Entries from a dataset of interfaces

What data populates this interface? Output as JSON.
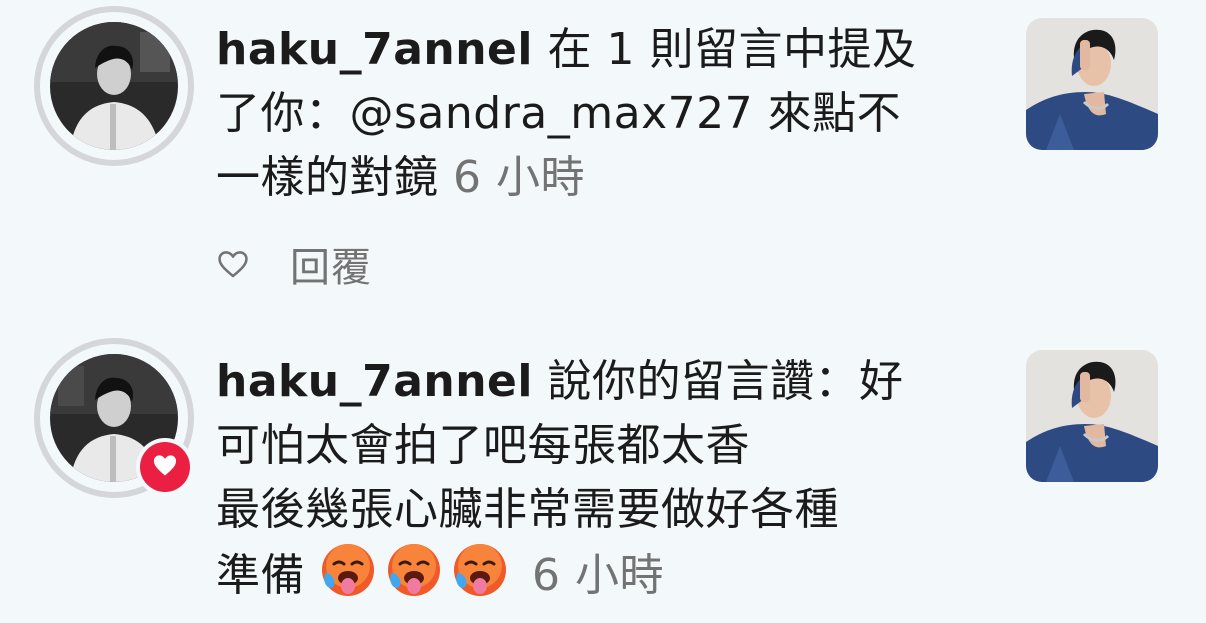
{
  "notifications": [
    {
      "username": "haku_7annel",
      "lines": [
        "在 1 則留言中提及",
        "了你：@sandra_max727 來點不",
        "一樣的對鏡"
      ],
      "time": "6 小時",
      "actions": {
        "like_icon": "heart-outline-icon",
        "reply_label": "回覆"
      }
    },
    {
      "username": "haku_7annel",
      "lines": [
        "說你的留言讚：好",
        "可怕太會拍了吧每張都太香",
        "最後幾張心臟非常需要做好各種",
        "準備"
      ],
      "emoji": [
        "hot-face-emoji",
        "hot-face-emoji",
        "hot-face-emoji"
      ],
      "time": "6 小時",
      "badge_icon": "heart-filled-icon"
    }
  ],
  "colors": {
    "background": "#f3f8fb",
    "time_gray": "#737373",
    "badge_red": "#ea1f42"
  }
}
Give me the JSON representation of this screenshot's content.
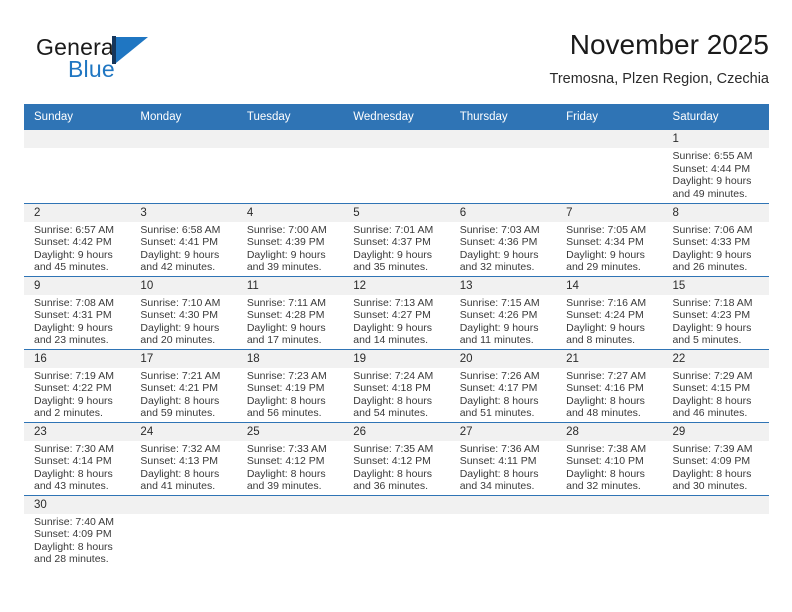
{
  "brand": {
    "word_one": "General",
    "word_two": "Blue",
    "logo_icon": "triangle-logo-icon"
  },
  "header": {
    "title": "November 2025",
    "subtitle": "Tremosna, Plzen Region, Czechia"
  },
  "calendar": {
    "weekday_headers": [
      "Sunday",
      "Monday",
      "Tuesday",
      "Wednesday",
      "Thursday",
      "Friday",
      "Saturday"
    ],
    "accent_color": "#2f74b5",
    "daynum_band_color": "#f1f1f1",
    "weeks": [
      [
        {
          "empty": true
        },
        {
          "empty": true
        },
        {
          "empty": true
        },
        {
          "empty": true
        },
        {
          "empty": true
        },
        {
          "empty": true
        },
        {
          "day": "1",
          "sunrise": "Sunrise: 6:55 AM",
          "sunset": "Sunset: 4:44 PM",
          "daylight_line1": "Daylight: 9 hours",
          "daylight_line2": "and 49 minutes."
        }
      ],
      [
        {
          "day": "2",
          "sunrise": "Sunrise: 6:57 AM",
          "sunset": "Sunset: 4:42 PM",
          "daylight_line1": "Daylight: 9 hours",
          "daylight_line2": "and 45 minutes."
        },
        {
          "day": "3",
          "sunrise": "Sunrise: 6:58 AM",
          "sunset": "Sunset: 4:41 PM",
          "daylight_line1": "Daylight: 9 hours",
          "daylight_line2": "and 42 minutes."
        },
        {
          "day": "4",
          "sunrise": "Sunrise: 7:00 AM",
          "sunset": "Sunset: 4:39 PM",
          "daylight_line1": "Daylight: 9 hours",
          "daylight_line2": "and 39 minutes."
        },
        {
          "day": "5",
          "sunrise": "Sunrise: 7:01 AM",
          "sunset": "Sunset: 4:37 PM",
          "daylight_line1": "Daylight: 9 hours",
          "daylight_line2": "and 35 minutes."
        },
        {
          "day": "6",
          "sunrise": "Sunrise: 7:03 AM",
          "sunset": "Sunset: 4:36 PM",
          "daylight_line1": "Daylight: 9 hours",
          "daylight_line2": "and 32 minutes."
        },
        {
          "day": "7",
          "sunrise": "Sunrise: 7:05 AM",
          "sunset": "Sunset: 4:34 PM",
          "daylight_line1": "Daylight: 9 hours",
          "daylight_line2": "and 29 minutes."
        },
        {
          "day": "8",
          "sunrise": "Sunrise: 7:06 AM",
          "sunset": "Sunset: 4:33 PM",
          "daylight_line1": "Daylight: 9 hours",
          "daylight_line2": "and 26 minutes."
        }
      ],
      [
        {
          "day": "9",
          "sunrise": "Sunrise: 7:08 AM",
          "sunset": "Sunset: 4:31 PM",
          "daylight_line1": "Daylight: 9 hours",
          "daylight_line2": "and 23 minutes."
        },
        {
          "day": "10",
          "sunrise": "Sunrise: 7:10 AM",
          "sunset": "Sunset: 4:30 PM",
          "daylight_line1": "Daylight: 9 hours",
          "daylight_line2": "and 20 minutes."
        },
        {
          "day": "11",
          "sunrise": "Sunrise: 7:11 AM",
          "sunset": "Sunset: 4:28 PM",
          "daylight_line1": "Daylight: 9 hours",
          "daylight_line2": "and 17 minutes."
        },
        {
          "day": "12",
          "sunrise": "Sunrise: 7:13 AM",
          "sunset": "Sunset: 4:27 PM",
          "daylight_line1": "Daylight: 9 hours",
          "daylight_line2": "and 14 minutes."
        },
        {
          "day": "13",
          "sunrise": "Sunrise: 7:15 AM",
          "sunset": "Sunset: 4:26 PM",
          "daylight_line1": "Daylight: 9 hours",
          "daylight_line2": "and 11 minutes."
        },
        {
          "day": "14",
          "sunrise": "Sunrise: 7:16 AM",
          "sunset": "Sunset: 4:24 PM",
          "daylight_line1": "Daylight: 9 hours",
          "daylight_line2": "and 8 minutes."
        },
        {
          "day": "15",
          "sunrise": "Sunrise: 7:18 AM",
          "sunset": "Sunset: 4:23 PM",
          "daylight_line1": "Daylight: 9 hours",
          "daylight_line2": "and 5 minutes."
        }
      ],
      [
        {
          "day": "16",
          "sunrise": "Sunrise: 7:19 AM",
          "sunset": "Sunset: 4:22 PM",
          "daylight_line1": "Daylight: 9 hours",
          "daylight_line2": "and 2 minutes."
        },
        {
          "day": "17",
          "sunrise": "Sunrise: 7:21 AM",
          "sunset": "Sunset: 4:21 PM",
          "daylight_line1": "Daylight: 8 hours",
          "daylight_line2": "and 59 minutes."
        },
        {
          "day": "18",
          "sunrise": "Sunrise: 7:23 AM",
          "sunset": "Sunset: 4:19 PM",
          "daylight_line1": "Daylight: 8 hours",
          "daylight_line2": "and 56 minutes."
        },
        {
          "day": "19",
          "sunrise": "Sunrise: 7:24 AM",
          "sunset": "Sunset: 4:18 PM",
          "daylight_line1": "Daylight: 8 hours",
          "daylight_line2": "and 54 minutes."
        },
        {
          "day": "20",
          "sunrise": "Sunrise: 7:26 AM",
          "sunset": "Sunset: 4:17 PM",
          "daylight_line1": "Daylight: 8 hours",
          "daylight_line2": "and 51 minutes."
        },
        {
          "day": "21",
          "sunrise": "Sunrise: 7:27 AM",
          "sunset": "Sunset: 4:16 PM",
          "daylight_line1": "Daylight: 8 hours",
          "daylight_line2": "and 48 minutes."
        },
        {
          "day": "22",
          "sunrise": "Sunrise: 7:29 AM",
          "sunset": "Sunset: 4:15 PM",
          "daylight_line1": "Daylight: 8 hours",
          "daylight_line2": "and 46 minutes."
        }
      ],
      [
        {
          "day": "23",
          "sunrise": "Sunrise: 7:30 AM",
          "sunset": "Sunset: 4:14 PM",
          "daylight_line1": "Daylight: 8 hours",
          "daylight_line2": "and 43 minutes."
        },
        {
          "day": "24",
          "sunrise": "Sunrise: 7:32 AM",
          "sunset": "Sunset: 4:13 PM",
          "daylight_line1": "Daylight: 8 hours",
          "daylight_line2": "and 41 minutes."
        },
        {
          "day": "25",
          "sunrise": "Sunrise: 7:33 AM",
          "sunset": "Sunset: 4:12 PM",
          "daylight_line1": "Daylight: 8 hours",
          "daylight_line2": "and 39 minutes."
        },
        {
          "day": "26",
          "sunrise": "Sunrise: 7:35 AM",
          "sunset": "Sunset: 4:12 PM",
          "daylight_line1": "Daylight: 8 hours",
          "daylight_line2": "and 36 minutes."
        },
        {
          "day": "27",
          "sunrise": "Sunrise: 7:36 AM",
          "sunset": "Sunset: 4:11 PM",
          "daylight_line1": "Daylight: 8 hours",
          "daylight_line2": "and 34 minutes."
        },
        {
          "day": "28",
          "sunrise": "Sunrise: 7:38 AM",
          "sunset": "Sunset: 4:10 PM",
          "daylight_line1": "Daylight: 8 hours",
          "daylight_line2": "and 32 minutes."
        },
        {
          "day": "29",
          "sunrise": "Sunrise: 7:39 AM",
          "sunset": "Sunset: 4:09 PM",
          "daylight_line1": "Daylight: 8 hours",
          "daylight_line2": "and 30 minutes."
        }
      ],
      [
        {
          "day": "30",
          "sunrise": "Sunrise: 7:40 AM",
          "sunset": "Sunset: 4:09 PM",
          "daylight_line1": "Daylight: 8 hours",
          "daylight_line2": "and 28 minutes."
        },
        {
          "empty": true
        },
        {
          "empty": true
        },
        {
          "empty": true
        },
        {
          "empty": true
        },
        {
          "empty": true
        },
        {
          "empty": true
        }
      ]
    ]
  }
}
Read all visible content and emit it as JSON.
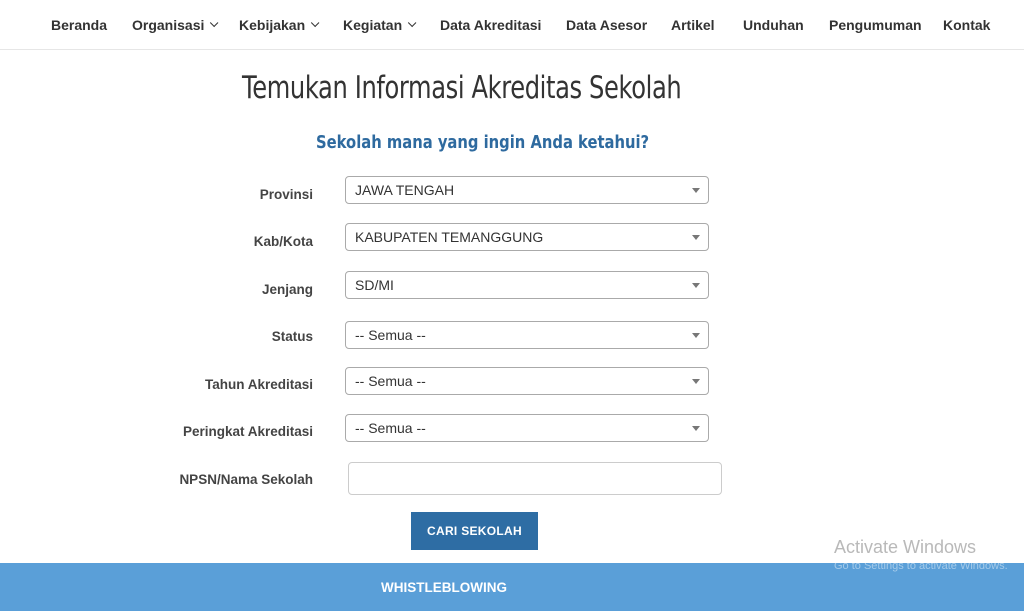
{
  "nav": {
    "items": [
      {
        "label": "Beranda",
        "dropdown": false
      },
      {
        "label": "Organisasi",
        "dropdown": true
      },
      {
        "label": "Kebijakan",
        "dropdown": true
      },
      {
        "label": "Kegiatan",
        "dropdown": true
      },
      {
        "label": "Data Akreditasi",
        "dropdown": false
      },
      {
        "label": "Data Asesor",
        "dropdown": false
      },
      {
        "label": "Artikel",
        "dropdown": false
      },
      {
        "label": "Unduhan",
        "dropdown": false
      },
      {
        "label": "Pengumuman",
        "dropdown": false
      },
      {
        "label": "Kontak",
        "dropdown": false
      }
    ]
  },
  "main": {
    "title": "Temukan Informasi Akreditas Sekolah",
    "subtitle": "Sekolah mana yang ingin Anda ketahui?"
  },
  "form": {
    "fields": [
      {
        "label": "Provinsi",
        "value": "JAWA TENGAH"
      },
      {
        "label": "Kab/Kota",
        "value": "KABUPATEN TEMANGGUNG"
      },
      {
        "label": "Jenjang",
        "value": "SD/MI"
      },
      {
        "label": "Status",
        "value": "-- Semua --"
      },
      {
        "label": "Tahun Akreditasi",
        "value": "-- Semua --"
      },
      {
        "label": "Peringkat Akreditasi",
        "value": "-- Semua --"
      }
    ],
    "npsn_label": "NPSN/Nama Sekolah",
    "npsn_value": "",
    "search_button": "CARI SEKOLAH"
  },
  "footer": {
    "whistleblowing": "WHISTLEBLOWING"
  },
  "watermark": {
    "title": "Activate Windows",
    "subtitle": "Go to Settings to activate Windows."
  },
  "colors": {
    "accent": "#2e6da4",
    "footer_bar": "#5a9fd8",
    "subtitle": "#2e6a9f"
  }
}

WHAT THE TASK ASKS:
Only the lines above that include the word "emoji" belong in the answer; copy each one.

WRITTEN SOLUTION:
      "emoji": [
        "hot-face-emoji",
        "hot-face-emoji",
        "hot-face-emoji"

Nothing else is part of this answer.